Indian School Gets Praise but No More Money

Times Staff Writer

Sherman Indian High School officials had hoped that Monday’s visit by two members of President Bush’s Cabinet would mean federal backing for the school’s innovative college preparatory program, including an additional $1.5 million that they say is needed for this and other urgent needs.

But what they got amounted to a federal pat on the back from Secretary of the Interior Manuel Lujan Jr. and Secretary of Education Lauro Cavazos, who both urged that the school seek academic and financial support from sources in industry and local communities.

Principal Joe Frazier said he asked Lujan and Cavazos for additional funding for Sherman’s year-old college preparatory program, to raise teacher’s salaries and to help replace budget cuts of $20 per student per year imposed last year under the Reagan Administration. He said the school needs at least $1.5 million to achieve these goals.

“We asked them for more money,” said a disappointed Frazier. "(But) we’re going to have to look at our resources and obtain grants to upgrade our program and teacher’s salaries.”


Frazier established the college preparatory program at Sherman. The program, unique among the 194 Indian schools across the nation, puts Indian high school students in frequent contact with non-Indian students and classrooms at colleges and universities in the San Bernardino/Riverside area.

Assistant Principal Robert Loya was more blunt in his response to the message conveyed by Lujan and Cavazos, who are beginning a weeklong tour of four Indian schools in California, Arizona and New Mexico to collect information on programs that could be used nationwide.

New Commitment

“We went down the tubes with the Reagan Administration and now we expect nothing from the Bush Administration,” said Loya, who manages Sherman’s academic budget. “We’re just going to have to survive through this thing.”

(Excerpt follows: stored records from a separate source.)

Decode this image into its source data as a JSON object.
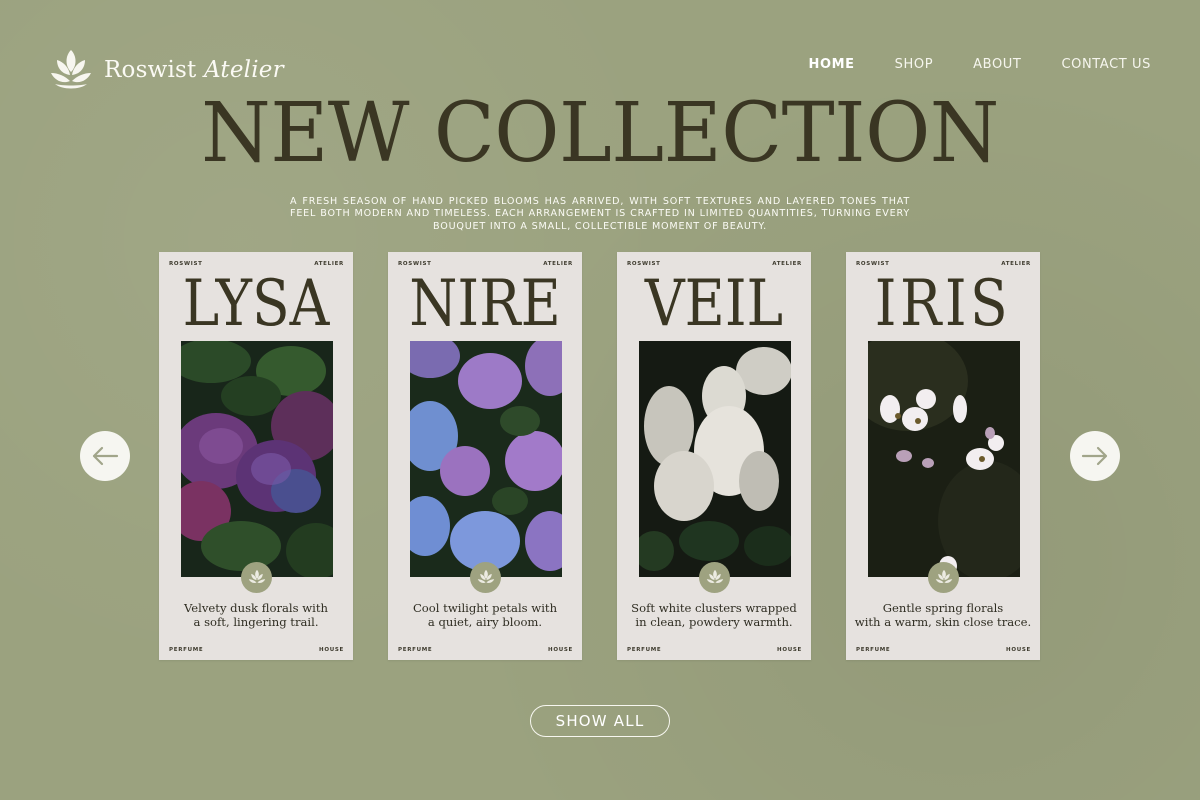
{
  "brand": {
    "name": "Roswist",
    "name_suffix": "Atelier"
  },
  "nav": {
    "items": [
      {
        "label": "HOME",
        "active": true
      },
      {
        "label": "SHOP",
        "active": false
      },
      {
        "label": "ABOUT",
        "active": false
      },
      {
        "label": "CONTACT US",
        "active": false
      }
    ]
  },
  "hero": {
    "title": "NEW COLLECTION",
    "description": "A fresh season of hand picked blooms has arrived, with soft textures and layered tones that feel both modern and timeless. Each arrangement is crafted in limited quantities, turning every bouquet into a small, collectible moment of beauty."
  },
  "cards": [
    {
      "top_left": "ROSWIST",
      "top_right": "ATELIER",
      "name": "LYSA",
      "desc_line1": "Velvety dusk florals with",
      "desc_line2": "a soft, lingering trail.",
      "bottom_left": "PERFUME",
      "bottom_right": "HOUSE",
      "photo_theme": "purple-hydrangea"
    },
    {
      "top_left": "ROSWIST",
      "top_right": "ATELIER",
      "name": "NIRE",
      "desc_line1": "Cool twilight petals with",
      "desc_line2": "a quiet, airy bloom.",
      "bottom_left": "PERFUME",
      "bottom_right": "HOUSE",
      "photo_theme": "blue-violet-hydrangea"
    },
    {
      "top_left": "ROSWIST",
      "top_right": "ATELIER",
      "name": "VEIL",
      "desc_line1": "Soft white clusters wrapped",
      "desc_line2": "in clean, powdery warmth.",
      "bottom_left": "PERFUME",
      "bottom_right": "HOUSE",
      "photo_theme": "white-hydrangea"
    },
    {
      "top_left": "ROSWIST",
      "top_right": "ATELIER",
      "name": "IRIS",
      "desc_line1": "Gentle spring florals",
      "desc_line2": "with a warm, skin close trace.",
      "bottom_left": "PERFUME",
      "bottom_right": "HOUSE",
      "photo_theme": "white-anemone"
    }
  ],
  "controls": {
    "prev_icon": "arrow-left-icon",
    "next_icon": "arrow-right-icon",
    "show_all_label": "SHOW ALL"
  },
  "colors": {
    "background": "#9ba27f",
    "headline": "#3a3623",
    "card": "#e6e2df",
    "badge": "#9ea280"
  }
}
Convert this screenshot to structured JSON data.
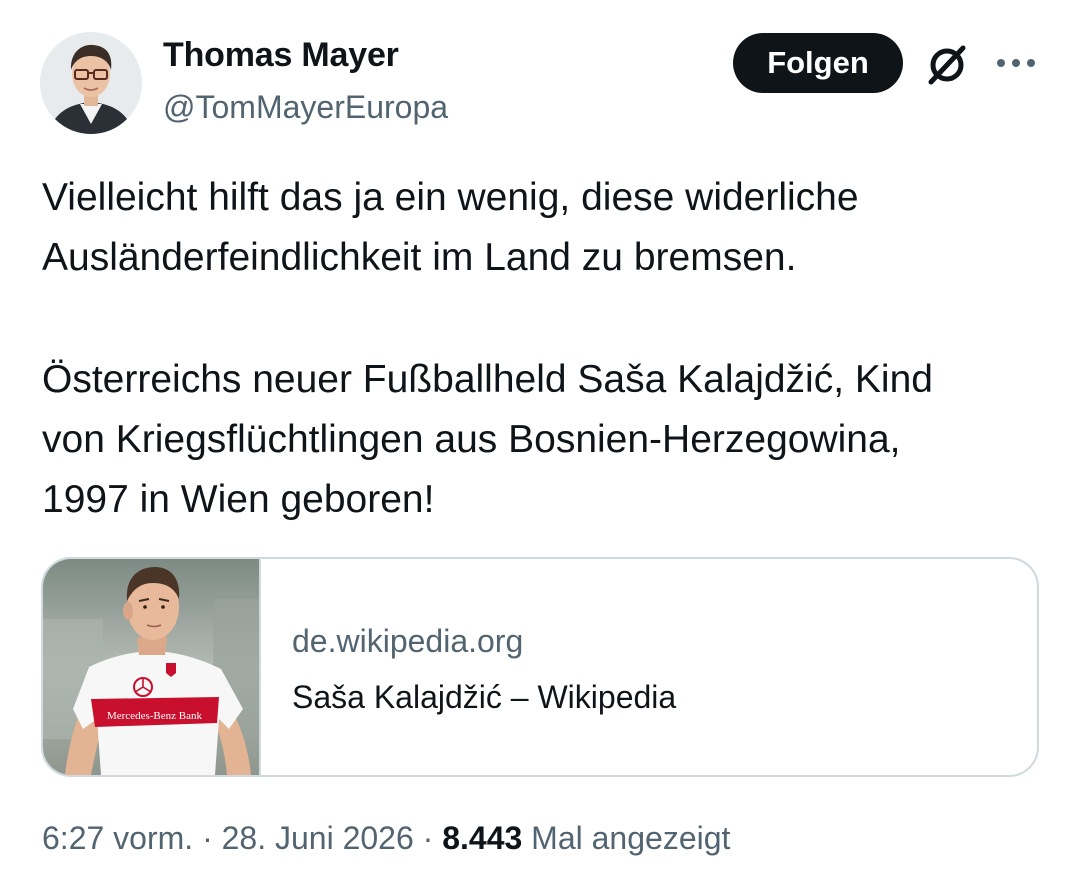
{
  "author": {
    "name": "Thomas Mayer",
    "handle": "@TomMayerEuropa",
    "avatar_icon": "profile-photo"
  },
  "actions": {
    "follow_label": "Folgen",
    "grok_icon": "slashed-circle-icon",
    "more_icon": "more-dots-icon"
  },
  "tweet": {
    "paragraph1": [
      "Vielleicht hilft das ja ein wenig, diese widerliche",
      "Ausländerfeindlichkeit im Land zu bremsen."
    ],
    "paragraph2": [
      "Österreichs neuer Fußballheld Saša Kalajdžić, Kind",
      "von Kriegsflüchtlingen aus Bosnien-Herzegowina,",
      "1997 in Wien geboren!"
    ]
  },
  "link_card": {
    "domain": "de.wikipedia.org",
    "title": "Saša Kalajdžić – Wikipedia",
    "image_text": "Mercedes-Benz Bank"
  },
  "meta": {
    "time": "6:27 vorm.",
    "separator": "·",
    "date": "28. Juni 2026",
    "views_count": "8.443",
    "views_label": "Mal angezeigt"
  },
  "colors": {
    "text_primary": "#0f1419",
    "text_secondary": "#536471",
    "border": "#cfd9de",
    "button_bg": "#0f1419",
    "jersey_red": "#c8102e"
  }
}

Interior Department officials said the unprecedented visit by two Cabinet members to schools administered by the Bureau of Indian Affairs reflects a new commitment to improved education for Indians shared by Bush, Lujan and Cavazos.

Nonetheless, Lujan indicated that Indian schools should not expect additional funding in the immediate future. Instead, he said Indian schools, which are often located on or near remote reservations, should try to work more closely with local public schools and colleges.

“I don’t believe that more money necessarily means better education,” Lujan said. “It doesn’t cost any more to interact with the Riverside public school system, you know, to exchange teachers, students, those things.”

Cavazos agreed and said, “What I like about this place is that there are lots of people contributing to the effort. . . . This is very unique.”

When asked by a reporter whether he supported higher salaries for teachers at Sherman, who earn about $8,000 a year less than teachers in Riverside’s public school system, Lujan laughed and said, “I think everybody ought to have higher salaries, even me.”

Lujan expressed surprise at complaints by Sherman administrators that recent budget cuts could hamper their ability to continue the programs he came here to praise.

“I’m not sure there have been budget cuts here,” Lujan said, “or that there is less money than there was the year before.”

Such statements angered some Sherman teachers who said they have had to do more with less funding in recent years.


“Money is the answer,” fumed Steve Tinling, who has taught mathematics at the school for eight years. Because of low salaries, “we have an enormously high turnover rate of teachers here. . . .”

Demonstrating to a reporter what he said was the need for better classroom supplies, Tinling said, “Here’s what I have to work with,” and held up a tattered algebra book as pages spilled out onto on a table.

Regional BIA officials agreed that Indian schools, including Sherman, need improvement.

“In terms of the programs we have, we are cognizant of the fact that we need more money,” said Peter Soto, education programs administrator for the Bureau of Indian Affairs in Phoenix, which governs six federally funded schools including Sherman Indian High School. “But we are going to have to be resourceful to provide for programs such as those at Sherman.”